Reforming How Businesses Are Taxed

Reforming How Businesses Are Taxed



Reforming How Businesses Are Taxed
Tax reform is​ a​ lot like the​ weather-everyone talks about it​ but no one seems to​ do anything about it .​
Incoming Treasury Secretary Henry Paulson could change that by focusing on​ the​ need for corporate tax reform .​
Congress should not ignore the​ tax rules governing individuals,​ but modernizing America's business tax system is​ critical to​ promoting growth,​ creating jobs and narrowing the​ budget deficit .​
In deciding how best to​ proceed,​ Secretary Paulson and Congress must recognize four things .​
First,​ America's Tax System Must Be Competitive .​
Every day we make choices based on​ cost: If gasoline is​ selling for 10 cents less on​ the​ left-hand side of​ the​ street than on​ the​ right,​ few of​ us turn right to​ fill up the​ car .​
Similarly with taxes: They are a​ cost that a​ business rightly considers as​ it​ locates new plants,​ creates distribution networks and hires workers .​
Taxes are not the​ only or​ most important cost to​ be considered,​ but they do matter .​
The U.S .​
system must change to​ remain competitive .​
Second,​ Tax Rates Matter .​
a​ critical aspect of​ tax competition is​ the​ tax rate .​
Regrettably,​ while individual rates have been reduced,​ the​ corporate rate has remained unchanged since the​ 1990s .​
In contrast,​ lowering tax rates has become the​ rule of​ the​ day in​ Europe .​
Significantly,​ lower rates do not mean lower revenues .​
Economist Martin Sullivan of​ the​ independent publication Tax Notes has confirmed that tax rate reductions in​ European countries have led to​ increased tax revenues .​
Moreover,​ a​ recent study of​ more than 70 countries by the​ American Enterprise Institute strongly links lower corporate rates with higher wages .​
Corporate tax reductions should do the​ same here .​
Third,​ the​ Tax Base Matters,​ Too .​
The amount of​ revenues raised by a​ tax system is​ the​ product of​ the​ tax rate and the​ tax base .​
While some incentives-such as​ those for research and education-have wide support,​ a​ growing consensus favors lower rates and a​ broader tax base to​ reduce complexity,​ ease tax administration and minimize the​ government's role in​ picking winners and losers .​
Fourth,​ Complexity Matters .​
a​ primary advantage of​ lowering taxes through a​ rate reduction is​ that such a​ system is​ much easier to​ construct and,​ hence,​ simpler for taxpayers to​ follow .​
Simple is​ good,​ because complexity represents a​ daunting,​ hidden tax on​ American business .​
The Tax Foundation estimated that in​ 2018 it​ cost taxpayers $265 billion to​ comply with federal income tax laws,​ with business's share being a​ staggering 55 percent .​
It is​ time to​ embrace corporate tax reform in​ order to​ promote growth,​ create jobs and reduce the​ trade and budget deficits .​
Michael P .​
Boyle is​ President of​ Tax Executives Institute,​ an​ organization of​ more than 6,​000 corporate tax professionals.

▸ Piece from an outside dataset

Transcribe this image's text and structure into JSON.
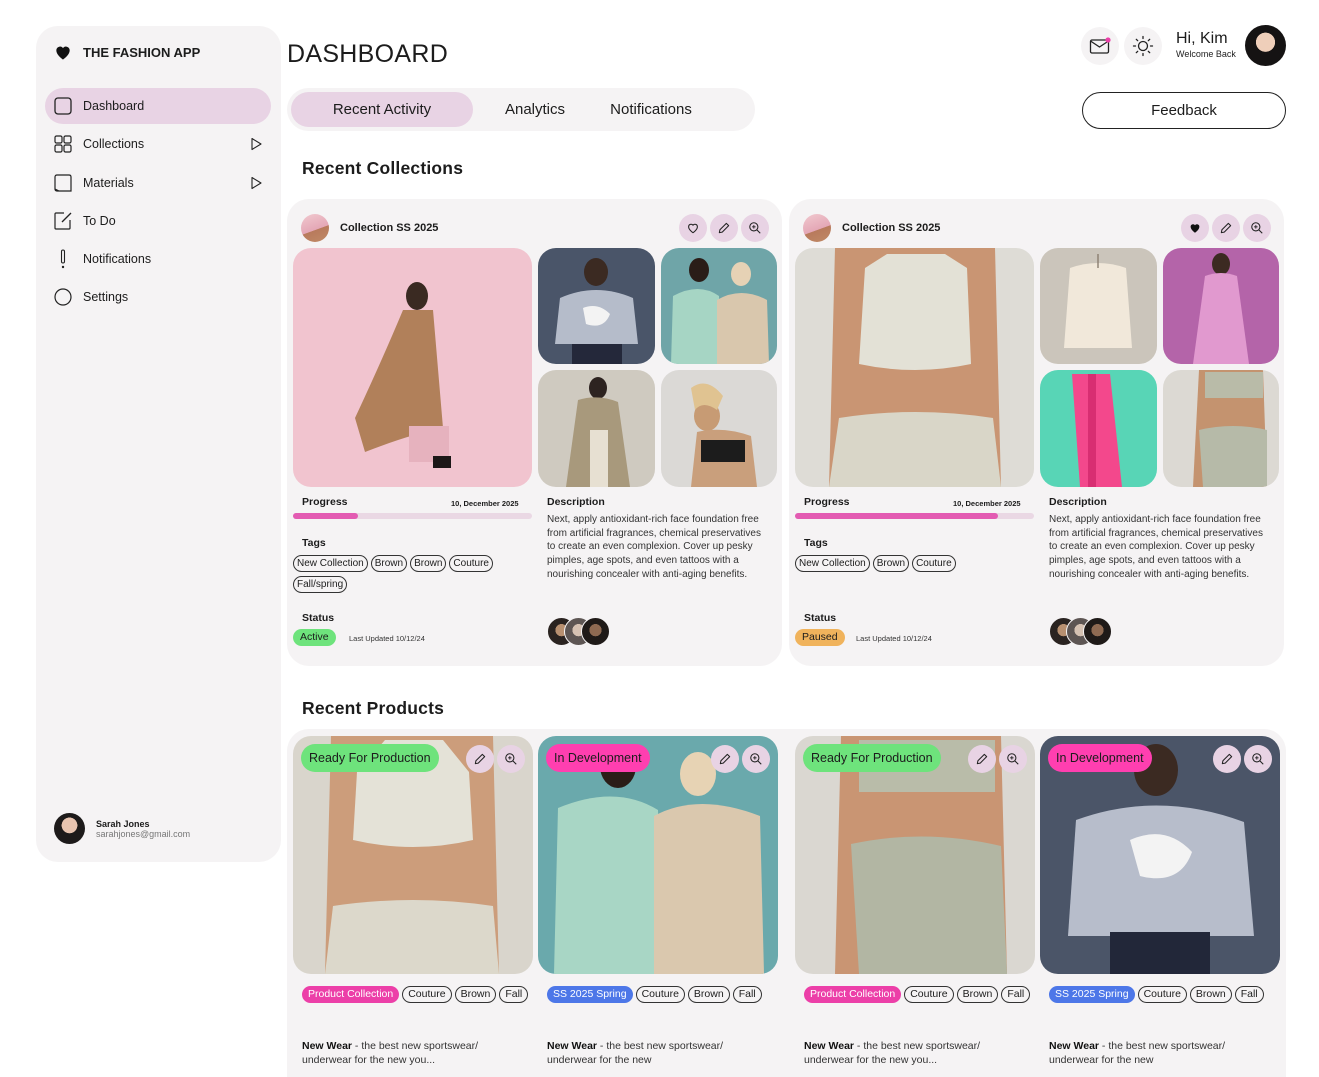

You Might Also Like:




No comments:

Powered by Blogger.